START DATA FOR PROCESSING

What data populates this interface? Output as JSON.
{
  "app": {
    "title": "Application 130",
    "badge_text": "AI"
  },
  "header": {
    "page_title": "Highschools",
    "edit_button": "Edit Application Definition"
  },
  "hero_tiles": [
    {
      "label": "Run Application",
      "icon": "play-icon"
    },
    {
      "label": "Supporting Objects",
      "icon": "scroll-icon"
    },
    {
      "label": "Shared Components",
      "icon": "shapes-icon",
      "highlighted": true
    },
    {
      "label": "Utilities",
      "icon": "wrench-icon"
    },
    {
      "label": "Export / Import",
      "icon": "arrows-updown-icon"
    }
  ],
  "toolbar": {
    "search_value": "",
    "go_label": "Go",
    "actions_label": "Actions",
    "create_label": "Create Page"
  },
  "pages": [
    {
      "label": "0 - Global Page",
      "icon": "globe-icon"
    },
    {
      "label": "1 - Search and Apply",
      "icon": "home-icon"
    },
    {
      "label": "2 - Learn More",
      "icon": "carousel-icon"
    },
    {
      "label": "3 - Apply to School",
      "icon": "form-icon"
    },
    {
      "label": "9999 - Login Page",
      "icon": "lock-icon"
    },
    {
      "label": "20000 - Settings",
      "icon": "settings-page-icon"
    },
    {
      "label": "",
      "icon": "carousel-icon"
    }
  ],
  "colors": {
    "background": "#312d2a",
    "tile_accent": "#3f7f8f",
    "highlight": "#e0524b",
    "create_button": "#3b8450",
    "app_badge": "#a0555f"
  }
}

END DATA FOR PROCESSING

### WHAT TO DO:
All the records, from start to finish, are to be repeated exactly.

### WORKED SOLUTION:
What data populates this interface? Output as JSON.
{
  "app": {
    "title": "Application 130",
    "badge_text": "AI"
  },
  "header": {
    "page_title": "Highschools",
    "edit_button": "Edit Application Definition"
  },
  "hero_tiles": [
    {
      "label": "Run Application",
      "icon": "play-icon"
    },
    {
      "label": "Supporting Objects",
      "icon": "scroll-icon"
    },
    {
      "label": "Shared Components",
      "icon": "shapes-icon",
      "highlighted": true
    },
    {
      "label": "Utilities",
      "icon": "wrench-icon"
    },
    {
      "label": "Export / Import",
      "icon": "arrows-updown-icon"
    }
  ],
  "toolbar": {
    "search_value": "",
    "go_label": "Go",
    "actions_label": "Actions",
    "create_label": "Create Page"
  },
  "pages": [
    {
      "label": "0 - Global Page",
      "icon": "globe-icon"
    },
    {
      "label": "1 - Search and Apply",
      "icon": "home-icon"
    },
    {
      "label": "2 - Learn More",
      "icon": "carousel-icon"
    },
    {
      "label": "3 - Apply to School",
      "icon": "form-icon"
    },
    {
      "label": "9999 - Login Page",
      "icon": "lock-icon"
    },
    {
      "label": "20000 - Settings",
      "icon": "settings-page-icon"
    },
    {
      "label": "",
      "icon": "carousel-icon"
    }
  ],
  "colors": {
    "background": "#312d2a",
    "tile_accent": "#3f7f8f",
    "highlight": "#e0524b",
    "create_button": "#3b8450",
    "app_badge": "#a0555f"
  }
}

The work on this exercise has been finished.